12. The role of an artist is always subject to change. What’s your view on the (e.g. political/social/creative) tasks of artists today and how do you try to meet these goals in your work?

My goal is the unification of art forms within my music. But above all, I try to convey this message to the people I talk to. I believe that today thanks to the web we are subject to many negative things, but also to many positive stimuli. Today many young people can discover artists and find their own vocation. If this started from the schools in 20 years we would find ourselves in a world full of artists where being a musician, painter, filmmaker etc. would be a job like any other. Maybe it’s just the point of view of an Italian who does not have many opportunities in his own country, but I like to think so.

13. Music-sharing sites and -blogs as well as a flood of releases in general are presenting both listeners and artists with challenging questions. What’s your view on the value of music today? In what way does the abundance of music change our perception of it?

I believe perceptions have positive changes. For those looking for the message behind the music and can listen to it intelligently, it is now possible through blogs to have access to more musical styles with that kind of message. We can discover to appreciate musical styles that we would never have listened to on the radio, produced by artists that are almost unknown but are perfectly in line with our tastes.

14. How, would you say, could non-mainstream forms of music reach wider audiences?

Through marketing done on themselves through social networks and obviously playing live as much as possible. People’s reaction is essential to understand if your project works.

15. Usually, it is considered that it is the job of the artist to win over an audience. But listening is also an active, rather than just a passive process. How do you see the role of the listener in the musical communication process?
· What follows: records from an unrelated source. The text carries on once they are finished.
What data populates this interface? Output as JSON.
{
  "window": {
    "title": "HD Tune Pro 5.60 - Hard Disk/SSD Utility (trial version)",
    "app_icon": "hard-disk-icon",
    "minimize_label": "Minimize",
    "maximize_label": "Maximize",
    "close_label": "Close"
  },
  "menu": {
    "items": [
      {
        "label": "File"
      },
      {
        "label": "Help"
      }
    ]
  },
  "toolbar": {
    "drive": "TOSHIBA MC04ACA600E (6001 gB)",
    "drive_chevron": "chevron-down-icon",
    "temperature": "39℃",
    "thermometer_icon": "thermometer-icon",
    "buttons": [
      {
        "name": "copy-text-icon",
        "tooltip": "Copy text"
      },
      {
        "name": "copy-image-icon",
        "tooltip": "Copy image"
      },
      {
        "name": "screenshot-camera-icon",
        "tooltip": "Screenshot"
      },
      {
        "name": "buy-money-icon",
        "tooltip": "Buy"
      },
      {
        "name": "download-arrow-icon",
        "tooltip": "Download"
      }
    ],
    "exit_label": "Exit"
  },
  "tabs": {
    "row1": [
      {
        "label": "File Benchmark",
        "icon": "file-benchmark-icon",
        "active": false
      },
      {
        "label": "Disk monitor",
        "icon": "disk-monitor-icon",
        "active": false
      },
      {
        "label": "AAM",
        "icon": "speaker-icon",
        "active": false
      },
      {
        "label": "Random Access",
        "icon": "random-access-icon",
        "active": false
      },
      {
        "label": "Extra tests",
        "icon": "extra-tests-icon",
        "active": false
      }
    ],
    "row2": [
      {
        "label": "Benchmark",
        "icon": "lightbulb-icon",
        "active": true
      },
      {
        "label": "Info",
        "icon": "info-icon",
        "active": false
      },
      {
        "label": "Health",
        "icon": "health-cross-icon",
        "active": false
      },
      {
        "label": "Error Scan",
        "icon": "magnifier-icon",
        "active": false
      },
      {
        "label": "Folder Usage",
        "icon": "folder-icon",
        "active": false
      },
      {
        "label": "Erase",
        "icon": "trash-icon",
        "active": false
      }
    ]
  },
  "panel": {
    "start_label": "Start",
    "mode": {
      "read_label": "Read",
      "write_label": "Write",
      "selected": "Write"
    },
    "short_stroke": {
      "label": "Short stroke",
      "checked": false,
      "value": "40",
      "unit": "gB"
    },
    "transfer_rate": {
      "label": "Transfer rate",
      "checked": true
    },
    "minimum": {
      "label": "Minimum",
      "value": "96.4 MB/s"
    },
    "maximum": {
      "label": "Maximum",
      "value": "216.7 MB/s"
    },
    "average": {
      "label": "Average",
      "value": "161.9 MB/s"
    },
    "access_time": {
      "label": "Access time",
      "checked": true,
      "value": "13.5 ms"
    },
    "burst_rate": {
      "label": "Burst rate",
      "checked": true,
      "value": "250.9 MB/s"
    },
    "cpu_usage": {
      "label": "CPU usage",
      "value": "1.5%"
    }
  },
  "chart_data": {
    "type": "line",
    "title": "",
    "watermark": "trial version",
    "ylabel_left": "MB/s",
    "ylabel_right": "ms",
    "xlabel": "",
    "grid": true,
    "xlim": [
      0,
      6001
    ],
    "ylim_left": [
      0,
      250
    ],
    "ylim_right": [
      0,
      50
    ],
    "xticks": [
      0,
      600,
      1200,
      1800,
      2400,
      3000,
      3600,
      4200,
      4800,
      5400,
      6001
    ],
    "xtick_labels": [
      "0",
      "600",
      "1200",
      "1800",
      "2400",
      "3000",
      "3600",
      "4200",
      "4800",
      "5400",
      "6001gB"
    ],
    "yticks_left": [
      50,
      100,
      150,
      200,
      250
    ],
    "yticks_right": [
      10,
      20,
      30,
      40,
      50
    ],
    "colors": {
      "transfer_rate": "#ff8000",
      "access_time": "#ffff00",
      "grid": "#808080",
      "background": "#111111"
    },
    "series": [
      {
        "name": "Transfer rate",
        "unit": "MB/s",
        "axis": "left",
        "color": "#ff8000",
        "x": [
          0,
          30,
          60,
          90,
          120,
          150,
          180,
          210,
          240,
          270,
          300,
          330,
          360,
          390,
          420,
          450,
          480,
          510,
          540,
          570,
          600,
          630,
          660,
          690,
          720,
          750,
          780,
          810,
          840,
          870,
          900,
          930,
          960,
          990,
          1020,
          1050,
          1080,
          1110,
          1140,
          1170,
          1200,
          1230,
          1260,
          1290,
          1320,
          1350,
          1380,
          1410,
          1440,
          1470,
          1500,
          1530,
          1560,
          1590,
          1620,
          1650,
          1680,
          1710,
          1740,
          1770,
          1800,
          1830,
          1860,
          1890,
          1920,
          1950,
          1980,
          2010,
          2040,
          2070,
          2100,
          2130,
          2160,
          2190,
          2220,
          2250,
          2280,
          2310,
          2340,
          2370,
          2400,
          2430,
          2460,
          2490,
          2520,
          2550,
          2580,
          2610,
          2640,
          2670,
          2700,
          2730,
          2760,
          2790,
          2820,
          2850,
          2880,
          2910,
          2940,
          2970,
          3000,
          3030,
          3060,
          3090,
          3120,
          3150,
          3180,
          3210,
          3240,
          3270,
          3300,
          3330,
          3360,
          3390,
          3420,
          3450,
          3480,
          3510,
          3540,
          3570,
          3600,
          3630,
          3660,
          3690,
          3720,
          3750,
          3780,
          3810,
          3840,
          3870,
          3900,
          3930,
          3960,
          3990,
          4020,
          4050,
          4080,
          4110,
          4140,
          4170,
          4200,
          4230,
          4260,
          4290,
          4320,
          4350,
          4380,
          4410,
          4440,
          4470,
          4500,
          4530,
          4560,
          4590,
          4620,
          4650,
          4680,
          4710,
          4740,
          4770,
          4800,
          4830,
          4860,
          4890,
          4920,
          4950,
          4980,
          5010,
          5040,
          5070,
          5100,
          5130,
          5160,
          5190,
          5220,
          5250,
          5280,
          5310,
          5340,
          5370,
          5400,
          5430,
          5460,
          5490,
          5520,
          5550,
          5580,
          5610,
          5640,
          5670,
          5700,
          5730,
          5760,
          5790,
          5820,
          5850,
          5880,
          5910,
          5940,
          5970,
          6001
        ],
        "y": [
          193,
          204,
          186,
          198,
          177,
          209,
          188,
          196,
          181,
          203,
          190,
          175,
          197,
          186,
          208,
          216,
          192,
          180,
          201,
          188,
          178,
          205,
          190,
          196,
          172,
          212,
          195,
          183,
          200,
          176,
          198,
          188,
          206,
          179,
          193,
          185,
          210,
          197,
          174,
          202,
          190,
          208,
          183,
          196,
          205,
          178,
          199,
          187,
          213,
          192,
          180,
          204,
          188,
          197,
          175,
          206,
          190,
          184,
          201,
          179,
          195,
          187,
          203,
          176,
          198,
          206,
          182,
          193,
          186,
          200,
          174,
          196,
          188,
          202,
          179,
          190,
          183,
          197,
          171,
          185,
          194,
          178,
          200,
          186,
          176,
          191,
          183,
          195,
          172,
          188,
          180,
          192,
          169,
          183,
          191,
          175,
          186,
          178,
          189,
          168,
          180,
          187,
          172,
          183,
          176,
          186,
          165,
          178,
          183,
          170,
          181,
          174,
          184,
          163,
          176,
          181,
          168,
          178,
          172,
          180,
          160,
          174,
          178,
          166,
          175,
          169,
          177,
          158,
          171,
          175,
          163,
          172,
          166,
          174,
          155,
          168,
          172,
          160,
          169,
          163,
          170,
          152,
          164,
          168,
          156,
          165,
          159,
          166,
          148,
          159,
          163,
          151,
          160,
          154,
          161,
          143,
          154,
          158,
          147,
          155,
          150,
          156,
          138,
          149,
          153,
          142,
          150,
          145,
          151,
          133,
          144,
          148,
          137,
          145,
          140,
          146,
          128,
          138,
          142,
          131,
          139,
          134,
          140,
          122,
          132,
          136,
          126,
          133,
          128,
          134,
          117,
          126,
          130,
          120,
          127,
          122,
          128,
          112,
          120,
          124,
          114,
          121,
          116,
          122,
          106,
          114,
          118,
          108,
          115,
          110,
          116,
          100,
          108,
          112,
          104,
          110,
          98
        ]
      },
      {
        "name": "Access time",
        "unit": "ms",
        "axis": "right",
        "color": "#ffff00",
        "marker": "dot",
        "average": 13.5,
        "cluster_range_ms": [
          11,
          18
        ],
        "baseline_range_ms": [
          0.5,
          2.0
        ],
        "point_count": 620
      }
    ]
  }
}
Listening to a music album is also done by reading the texts and listening to the purchased product many times. I keep on discovering new things in my favorite albums even today. I therefore believe that it is always a more active than passive process.

16. Reaching audiences usually involves reaching out to the press and possibly working with a PR company. What’s your perspective on the promo system? In which way do music journalism and PR companies change the way music is perceived by the public?

It all depends how the product is presented. The task of music journalism is to highlight all the strengths of the album in promotion. People in this way are more stimulated to buy and understand the product more easily and give the emerging bands a concrete support.

17. Please recommend two artists to our readers which you feel deserve their attention.

The first one are Arthemis, heavy-thrash metal band from Verona. The other one is DGM, a very kick-ass progressive metal band. The list would be long, but if you love the perfect balance between classic and modern metal, you will not be disappointed!

18. Thank you for your time!

Thank you all! See you next time, stay metal!